This artwork examines & reimagines a set of historical images, from the collection of the Archive of Modern Conflict, which were taken by an unnamed US policeman in the 1960s, who produced erotic images of black women in his spare time. It opens up a debate about the politicisation of the representation of the female body, the synchronous histories of anthropology & colonialism & their intersection with the practice of photography.
This publication is produced within the context of Edgar Martins’ retrospective exhibition at the Centre Culturel Calouste Gulbenkian in Paris (Oct-Dec 2010) and brings together images from series created between 2005-2010, making possible a transverse appraisal of his photographic production, its unique characteristics, and conceptual framework.

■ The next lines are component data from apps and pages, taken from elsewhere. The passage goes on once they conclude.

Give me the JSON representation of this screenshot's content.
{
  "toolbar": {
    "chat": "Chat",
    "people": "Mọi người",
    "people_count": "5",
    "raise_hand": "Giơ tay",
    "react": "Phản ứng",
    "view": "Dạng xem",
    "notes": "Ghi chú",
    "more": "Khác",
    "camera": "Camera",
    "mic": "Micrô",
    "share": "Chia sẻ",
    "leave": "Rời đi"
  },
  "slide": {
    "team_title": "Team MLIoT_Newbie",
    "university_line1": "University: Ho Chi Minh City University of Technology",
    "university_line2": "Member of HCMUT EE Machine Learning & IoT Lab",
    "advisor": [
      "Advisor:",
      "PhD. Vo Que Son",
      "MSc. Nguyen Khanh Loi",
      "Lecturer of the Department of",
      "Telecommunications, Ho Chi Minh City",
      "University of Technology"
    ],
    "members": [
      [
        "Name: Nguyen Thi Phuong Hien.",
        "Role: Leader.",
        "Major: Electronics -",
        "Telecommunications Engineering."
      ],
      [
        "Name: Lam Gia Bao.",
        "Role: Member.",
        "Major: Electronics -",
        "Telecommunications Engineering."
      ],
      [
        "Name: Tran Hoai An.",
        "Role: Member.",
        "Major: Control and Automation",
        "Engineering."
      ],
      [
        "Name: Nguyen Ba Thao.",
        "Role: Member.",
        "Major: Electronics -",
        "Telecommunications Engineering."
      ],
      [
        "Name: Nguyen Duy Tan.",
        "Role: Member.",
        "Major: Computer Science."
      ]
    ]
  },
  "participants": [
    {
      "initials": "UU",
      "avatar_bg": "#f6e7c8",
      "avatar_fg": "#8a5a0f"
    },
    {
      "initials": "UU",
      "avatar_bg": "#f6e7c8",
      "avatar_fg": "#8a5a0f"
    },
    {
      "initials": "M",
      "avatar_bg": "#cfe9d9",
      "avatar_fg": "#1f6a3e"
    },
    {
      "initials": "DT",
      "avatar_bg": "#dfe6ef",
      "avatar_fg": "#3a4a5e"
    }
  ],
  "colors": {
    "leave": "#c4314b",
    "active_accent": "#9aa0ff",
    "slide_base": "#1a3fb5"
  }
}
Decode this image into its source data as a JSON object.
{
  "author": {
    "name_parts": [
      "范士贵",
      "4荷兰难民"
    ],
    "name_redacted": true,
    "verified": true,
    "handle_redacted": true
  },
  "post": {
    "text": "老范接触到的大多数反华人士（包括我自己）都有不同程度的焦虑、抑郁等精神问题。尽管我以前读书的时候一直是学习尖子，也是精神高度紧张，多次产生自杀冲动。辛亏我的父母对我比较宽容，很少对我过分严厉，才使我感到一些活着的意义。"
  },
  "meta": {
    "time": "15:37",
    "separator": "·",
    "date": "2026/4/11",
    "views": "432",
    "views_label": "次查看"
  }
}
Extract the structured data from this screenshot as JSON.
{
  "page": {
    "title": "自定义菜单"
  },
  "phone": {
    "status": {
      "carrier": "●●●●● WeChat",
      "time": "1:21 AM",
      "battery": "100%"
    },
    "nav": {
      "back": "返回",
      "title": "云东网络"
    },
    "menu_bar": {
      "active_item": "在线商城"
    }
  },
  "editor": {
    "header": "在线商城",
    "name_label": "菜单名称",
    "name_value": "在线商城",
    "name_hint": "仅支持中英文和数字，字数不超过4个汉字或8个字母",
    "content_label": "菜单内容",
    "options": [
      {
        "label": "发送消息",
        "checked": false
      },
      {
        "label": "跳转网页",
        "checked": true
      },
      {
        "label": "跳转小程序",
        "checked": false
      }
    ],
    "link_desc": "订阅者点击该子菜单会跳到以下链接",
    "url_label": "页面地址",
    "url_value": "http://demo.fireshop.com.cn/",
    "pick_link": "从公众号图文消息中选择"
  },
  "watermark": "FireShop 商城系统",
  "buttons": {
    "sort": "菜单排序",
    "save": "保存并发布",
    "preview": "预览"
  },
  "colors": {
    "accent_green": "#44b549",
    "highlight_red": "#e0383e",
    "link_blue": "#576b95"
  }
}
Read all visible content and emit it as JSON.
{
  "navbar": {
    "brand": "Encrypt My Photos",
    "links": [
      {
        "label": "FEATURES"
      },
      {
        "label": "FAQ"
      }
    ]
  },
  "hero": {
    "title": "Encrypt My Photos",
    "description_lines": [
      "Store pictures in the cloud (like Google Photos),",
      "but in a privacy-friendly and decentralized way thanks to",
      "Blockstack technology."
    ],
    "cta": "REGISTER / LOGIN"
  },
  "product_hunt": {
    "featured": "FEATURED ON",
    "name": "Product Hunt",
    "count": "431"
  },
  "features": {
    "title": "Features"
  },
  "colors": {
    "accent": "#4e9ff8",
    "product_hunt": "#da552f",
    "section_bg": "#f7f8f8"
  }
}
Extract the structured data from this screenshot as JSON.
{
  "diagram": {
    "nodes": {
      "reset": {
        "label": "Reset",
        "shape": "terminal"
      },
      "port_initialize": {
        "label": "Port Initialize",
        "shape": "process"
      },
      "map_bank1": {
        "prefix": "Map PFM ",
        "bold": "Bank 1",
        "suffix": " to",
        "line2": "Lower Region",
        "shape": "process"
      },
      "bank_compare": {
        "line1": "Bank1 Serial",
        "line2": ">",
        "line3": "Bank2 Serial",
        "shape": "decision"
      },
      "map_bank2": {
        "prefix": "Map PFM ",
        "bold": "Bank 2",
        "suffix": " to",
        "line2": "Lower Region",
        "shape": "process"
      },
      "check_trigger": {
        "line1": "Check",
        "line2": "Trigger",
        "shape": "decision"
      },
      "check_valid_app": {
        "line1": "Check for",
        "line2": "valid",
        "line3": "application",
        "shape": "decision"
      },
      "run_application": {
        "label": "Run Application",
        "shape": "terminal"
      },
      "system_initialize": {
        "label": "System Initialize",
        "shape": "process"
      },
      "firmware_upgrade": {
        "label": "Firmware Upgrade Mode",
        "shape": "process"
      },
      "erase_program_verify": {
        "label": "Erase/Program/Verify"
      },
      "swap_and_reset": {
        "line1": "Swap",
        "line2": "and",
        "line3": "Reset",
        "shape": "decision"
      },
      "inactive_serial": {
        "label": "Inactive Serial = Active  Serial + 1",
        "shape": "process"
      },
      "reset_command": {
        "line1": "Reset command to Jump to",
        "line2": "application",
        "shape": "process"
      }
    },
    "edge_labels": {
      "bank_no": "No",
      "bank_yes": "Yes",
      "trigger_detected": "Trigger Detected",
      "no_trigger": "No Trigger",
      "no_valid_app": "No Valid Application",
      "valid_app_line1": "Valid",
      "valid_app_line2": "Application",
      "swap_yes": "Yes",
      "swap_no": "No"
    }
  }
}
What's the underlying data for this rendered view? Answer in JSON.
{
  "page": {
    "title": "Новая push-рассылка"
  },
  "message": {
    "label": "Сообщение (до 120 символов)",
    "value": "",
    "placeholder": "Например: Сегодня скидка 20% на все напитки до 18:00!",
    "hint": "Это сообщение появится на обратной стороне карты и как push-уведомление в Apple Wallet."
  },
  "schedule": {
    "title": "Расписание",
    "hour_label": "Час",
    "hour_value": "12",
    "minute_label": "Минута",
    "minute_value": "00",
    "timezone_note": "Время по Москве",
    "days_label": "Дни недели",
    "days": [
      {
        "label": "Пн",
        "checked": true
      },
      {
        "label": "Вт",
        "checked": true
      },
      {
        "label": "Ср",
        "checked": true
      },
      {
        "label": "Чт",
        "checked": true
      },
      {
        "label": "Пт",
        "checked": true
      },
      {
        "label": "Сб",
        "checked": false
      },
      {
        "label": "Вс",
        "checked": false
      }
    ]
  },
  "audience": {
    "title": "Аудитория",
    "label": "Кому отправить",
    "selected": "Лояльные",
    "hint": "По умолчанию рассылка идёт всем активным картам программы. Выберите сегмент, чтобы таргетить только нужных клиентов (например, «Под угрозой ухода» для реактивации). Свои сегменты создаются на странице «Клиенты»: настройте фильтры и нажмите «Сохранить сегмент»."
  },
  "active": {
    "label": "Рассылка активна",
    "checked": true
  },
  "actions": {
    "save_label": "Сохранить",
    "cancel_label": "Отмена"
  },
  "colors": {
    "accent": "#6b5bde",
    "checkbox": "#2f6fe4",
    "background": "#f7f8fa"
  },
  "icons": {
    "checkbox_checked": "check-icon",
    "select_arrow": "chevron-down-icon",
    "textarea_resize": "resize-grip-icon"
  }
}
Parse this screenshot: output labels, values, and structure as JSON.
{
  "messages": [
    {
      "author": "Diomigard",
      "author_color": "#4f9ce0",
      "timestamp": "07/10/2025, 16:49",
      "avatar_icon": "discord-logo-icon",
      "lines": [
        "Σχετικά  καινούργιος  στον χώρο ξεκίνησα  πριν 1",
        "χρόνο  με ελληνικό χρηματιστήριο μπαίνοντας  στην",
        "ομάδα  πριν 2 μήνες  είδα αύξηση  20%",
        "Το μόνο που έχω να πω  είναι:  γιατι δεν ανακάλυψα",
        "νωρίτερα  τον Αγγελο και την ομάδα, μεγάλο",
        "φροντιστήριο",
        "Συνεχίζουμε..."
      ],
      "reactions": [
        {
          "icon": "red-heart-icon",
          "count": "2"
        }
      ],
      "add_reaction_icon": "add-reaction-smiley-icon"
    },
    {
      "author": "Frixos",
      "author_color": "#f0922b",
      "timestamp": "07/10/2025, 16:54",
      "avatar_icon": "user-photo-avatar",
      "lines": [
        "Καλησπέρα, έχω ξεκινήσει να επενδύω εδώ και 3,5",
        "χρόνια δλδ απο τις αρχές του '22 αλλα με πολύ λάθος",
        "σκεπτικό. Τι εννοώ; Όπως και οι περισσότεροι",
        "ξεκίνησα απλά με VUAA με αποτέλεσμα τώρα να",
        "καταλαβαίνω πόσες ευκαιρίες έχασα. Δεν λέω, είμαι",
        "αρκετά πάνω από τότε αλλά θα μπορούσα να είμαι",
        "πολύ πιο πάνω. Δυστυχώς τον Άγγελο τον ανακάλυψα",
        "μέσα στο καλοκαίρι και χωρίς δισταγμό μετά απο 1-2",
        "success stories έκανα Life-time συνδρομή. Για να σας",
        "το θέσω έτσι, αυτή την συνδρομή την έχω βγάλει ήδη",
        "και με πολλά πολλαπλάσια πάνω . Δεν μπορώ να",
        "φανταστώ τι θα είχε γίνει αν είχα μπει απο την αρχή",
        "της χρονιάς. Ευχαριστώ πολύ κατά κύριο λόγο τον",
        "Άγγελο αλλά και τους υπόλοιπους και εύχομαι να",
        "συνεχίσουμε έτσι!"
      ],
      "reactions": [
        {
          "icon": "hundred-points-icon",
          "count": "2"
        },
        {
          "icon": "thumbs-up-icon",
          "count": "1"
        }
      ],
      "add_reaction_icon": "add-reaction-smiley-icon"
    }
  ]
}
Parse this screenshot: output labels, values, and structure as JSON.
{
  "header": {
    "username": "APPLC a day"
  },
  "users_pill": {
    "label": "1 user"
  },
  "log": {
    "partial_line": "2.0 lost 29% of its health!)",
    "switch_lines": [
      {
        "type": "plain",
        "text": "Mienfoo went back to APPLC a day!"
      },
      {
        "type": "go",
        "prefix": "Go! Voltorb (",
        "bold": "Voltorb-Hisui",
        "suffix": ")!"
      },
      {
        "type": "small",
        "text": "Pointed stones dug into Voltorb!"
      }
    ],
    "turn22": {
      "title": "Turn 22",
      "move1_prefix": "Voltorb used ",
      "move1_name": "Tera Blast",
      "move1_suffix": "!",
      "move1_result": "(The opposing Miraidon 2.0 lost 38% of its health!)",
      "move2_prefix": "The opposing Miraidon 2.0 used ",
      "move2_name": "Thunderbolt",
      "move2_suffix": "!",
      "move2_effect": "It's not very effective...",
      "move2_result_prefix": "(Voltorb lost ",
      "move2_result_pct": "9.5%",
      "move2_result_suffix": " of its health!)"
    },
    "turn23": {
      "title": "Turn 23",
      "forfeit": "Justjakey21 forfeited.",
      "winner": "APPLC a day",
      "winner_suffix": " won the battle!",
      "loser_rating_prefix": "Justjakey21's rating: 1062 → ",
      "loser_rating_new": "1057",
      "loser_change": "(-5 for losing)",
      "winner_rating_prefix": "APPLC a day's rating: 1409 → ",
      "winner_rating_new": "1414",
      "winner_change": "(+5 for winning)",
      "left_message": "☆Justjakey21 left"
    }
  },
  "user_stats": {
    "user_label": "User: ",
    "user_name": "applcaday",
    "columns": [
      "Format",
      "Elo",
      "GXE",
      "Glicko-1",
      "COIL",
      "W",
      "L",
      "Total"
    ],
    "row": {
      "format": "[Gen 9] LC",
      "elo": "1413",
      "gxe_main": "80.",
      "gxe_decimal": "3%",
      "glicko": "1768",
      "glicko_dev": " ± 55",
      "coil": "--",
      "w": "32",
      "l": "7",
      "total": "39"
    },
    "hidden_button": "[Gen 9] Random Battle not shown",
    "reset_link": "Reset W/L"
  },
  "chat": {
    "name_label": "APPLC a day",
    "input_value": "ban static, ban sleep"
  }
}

This project was developed in some of the most interesting airports in Europe with a key role in history (the Azores, for example, was a compulsory stop for transatlantic flights prior to 1970 and a military base in both World Wars).
Almost all the images were produced at night, using an 8×20″ or 8×10″ camera as well as the aprons’ floodlights, moonlight, long or double exposures of between ten minutes to two hours. Sky and ground merge in darkness with only the lights and airport hieroglyphics to orient us.
Produced over a period of 12 months with the Portuguese Airport Administration Authorities this book surveys the modern airport. Pictured as the elementary expression of abstract space, in Martins’ images sky and ground collide, overlap and blur.